Ode to Tony...
I've had a hard time focusing today. Ever since I heard that Anthony Bourdain had died, my brain has just been all over the place. I didn't know the man personally, but somewhere inside, I have a familiarity with Tony that I don't usually get from celebrities. He was real. And today, he showed just how real.
We started watching his shows several years ago, and were immediately hooked. His way of communicating with his audience, his habit of shocking you by eating something that obviously wasn't meant to be eaten and his honesty were irresistible. Again, he was real.
When he and his crew were stuck in Beirut in the middle of a war or when he ate on plastic furniture with President Obama in Vietnam, he was real. And when he dined at the finest restaurants in the world, his personality always came through. He was real.
I think the reason why I'm seeing such an outpouring on social media today over his suicide is that he was such a refreshing change from what we've come to expect from entertainment - plastic people molded to sell stuff and manipulate the public. Tony just wanted to tell stories of real people in real life enjoying real food and family.
Unlike so many of those in the public eye, he wasn't afraid to admit to a mistake or air his dirty laundry. He had nothing to hide - until he did. He was obviously hiding his struggles with mental illness. Maybe depression? Maybe the stress of success?
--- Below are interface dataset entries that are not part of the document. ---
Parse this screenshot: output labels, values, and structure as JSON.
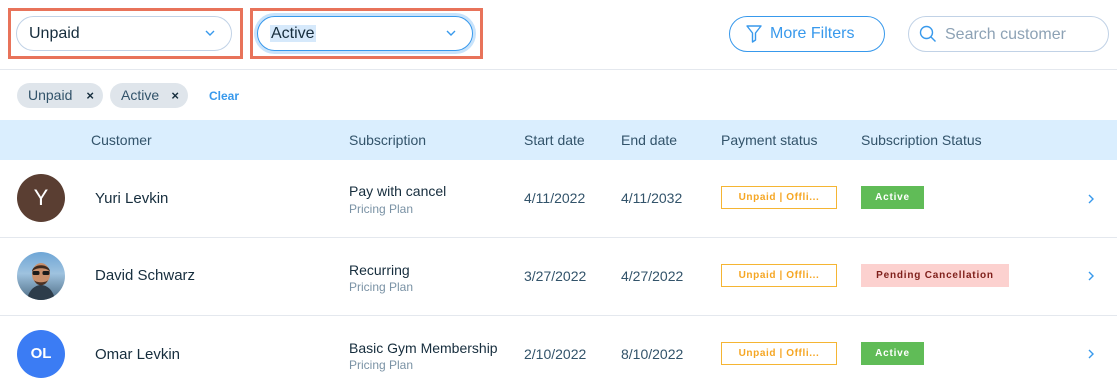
{
  "filters": {
    "payment_dropdown": "Unpaid",
    "status_dropdown": "Active",
    "more_filters_label": "More Filters",
    "search_placeholder": "Search customer"
  },
  "chips": [
    {
      "label": "Unpaid",
      "remove": "×"
    },
    {
      "label": "Active",
      "remove": "×"
    }
  ],
  "clear_label": "Clear",
  "columns": [
    "Customer",
    "Subscription",
    "Start date",
    "End date",
    "Payment status",
    "Subscription Status"
  ],
  "rows": [
    {
      "avatar_initials": "Y",
      "name": "Yuri Levkin",
      "subscription": "Pay with cancel",
      "plan_type": "Pricing Plan",
      "start": "4/11/2022",
      "end": "4/11/2032",
      "payment_status": "Unpaid | Offli...",
      "subscription_status": "Active"
    },
    {
      "avatar_initials": "",
      "name": "David Schwarz",
      "subscription": "Recurring",
      "plan_type": "Pricing Plan",
      "start": "3/27/2022",
      "end": "4/27/2022",
      "payment_status": "Unpaid | Offli...",
      "subscription_status": "Pending Cancellation"
    },
    {
      "avatar_initials": "OL",
      "name": "Omar Levkin",
      "subscription": "Basic Gym Membership",
      "plan_type": "Pricing Plan",
      "start": "2/10/2022",
      "end": "8/10/2022",
      "payment_status": "Unpaid | Offli...",
      "subscription_status": "Active"
    }
  ],
  "colors": {
    "accent": "#3899ec",
    "highlight_border": "#e8735a",
    "header_bg": "#daeefe",
    "active_badge": "#60bc57",
    "pending_badge": "#fcd1cf",
    "unpaid_border": "#f5b533"
  }
}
Or maybe feeling he was undeserving of the happiness he had recently found?
It's so ironic that the one time he truly needed to be real and seek help was the time he chose not to. We may never know why he decided to say goodbye in the way he did, but hopefully someone else who is thinking about it will have second thoughts and seek help. I would hope that his loss will not be in vain.
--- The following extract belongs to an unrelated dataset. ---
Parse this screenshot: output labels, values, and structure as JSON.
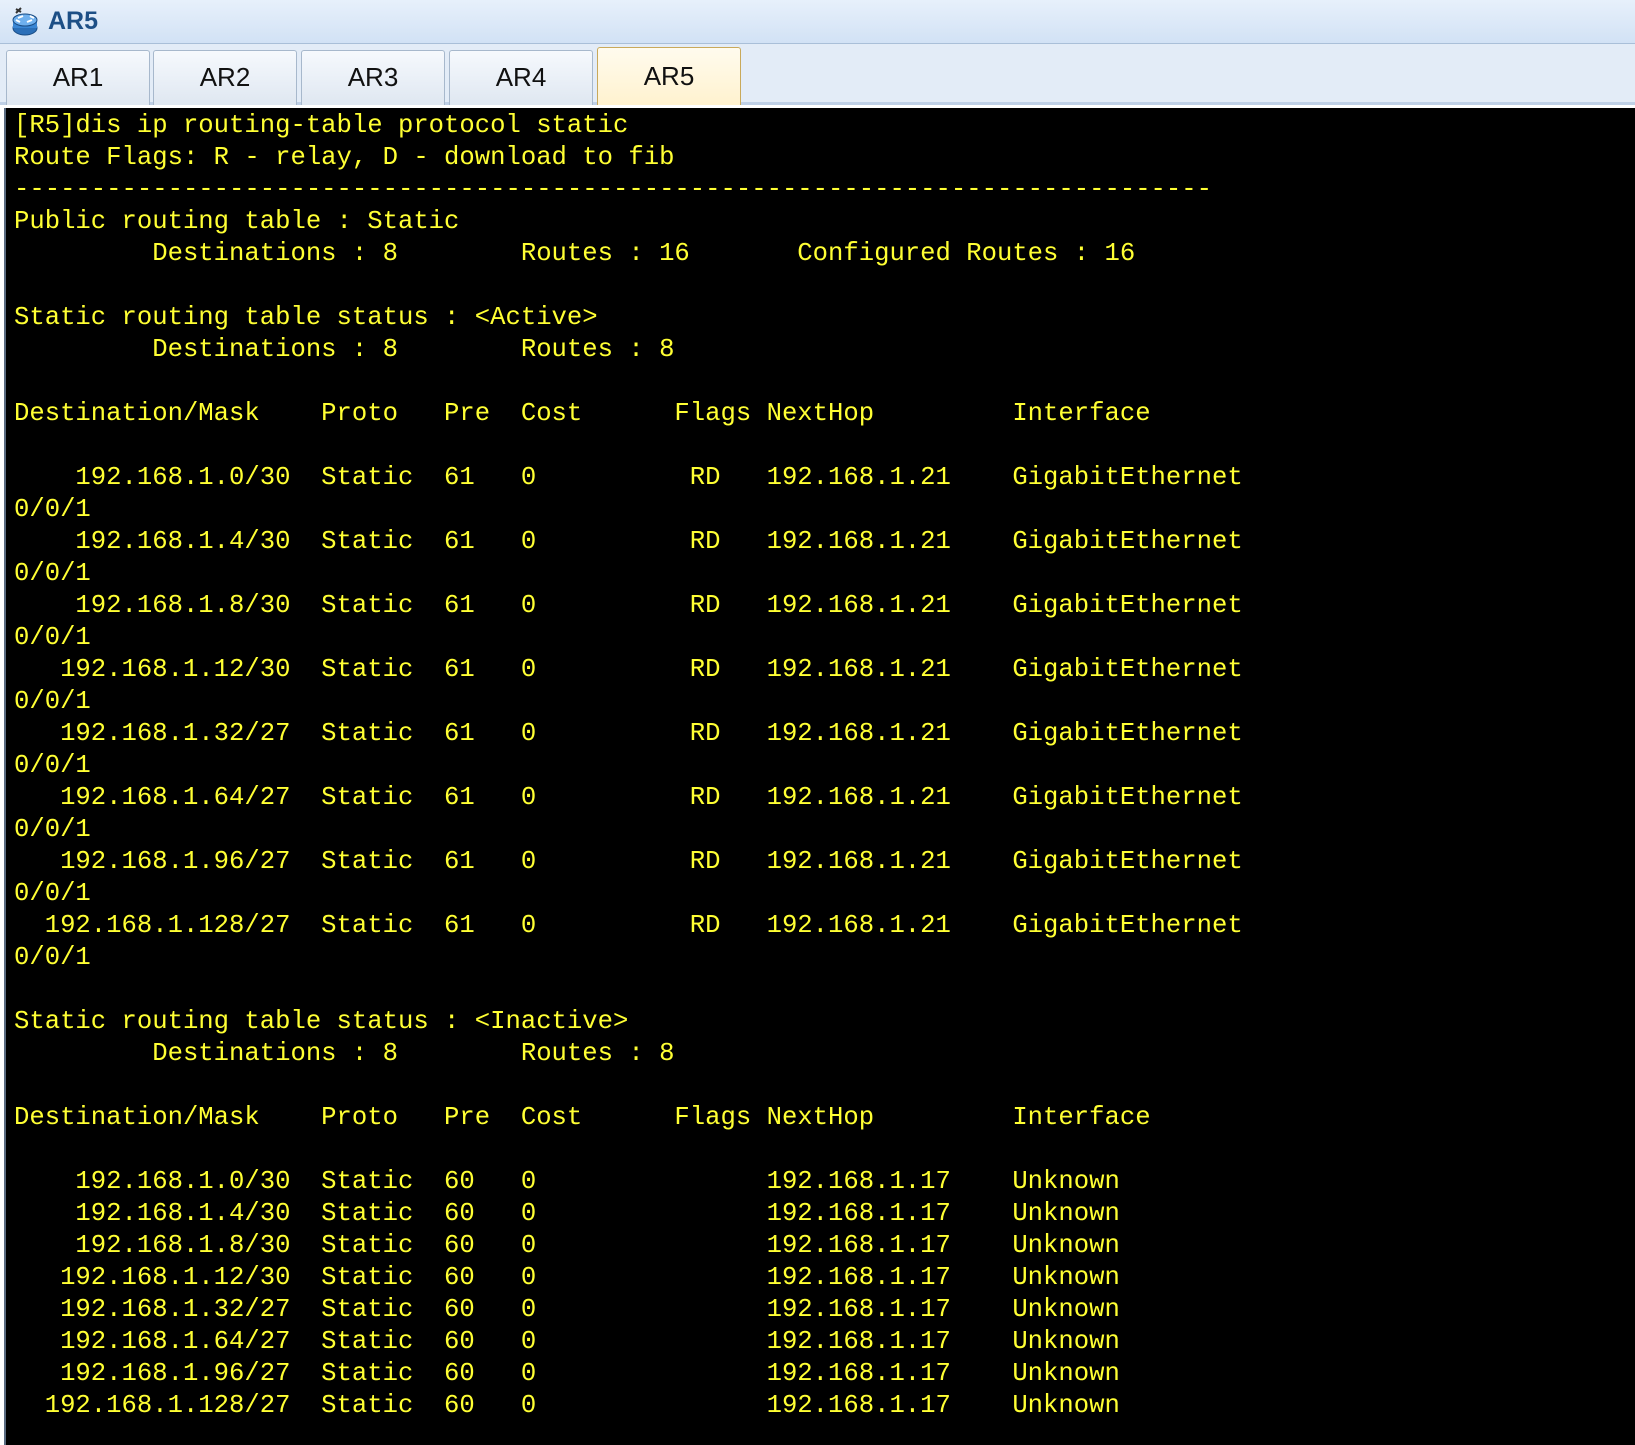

Melissa and I made a fun list one day of the people who we would like to hang out with and have a beer. Anthony was at the top of my list. He just seemed like someone who you could spend hours bullshitting with over some beers and burgers. We welcomed him into our home and he became family.
It seems like every advertising campaign or television show tries to portray its characters as being genuine or authentic - somebody who you can identify with. Maybe losing Tony will be a wake-up call for all of us to open ourselves to adventures, food, cultures and people the way he did. Maybe losing Tony will push us all to be a little more real.
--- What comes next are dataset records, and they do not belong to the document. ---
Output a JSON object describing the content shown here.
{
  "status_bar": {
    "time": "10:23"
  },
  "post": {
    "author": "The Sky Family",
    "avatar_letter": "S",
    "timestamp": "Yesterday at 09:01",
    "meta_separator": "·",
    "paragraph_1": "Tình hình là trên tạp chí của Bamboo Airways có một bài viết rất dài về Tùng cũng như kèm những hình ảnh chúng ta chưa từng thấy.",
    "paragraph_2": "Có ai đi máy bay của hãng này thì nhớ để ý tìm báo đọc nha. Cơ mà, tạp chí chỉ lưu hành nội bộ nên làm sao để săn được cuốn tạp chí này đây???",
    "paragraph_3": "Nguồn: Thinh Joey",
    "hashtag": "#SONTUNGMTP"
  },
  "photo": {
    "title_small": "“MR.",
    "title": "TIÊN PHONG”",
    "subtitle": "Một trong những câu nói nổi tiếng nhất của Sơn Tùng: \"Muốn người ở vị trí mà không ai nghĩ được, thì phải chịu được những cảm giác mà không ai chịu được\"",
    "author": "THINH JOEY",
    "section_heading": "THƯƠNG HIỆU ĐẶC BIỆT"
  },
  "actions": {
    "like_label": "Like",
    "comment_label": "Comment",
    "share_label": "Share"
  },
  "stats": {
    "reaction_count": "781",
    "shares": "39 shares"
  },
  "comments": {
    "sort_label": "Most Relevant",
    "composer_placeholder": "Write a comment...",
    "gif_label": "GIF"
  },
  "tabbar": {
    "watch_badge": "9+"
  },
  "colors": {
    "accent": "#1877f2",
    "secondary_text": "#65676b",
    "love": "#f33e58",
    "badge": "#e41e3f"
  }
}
If you or someone you know is struggling and needs help, take advantage of the National Suicide Prevention Lifeline!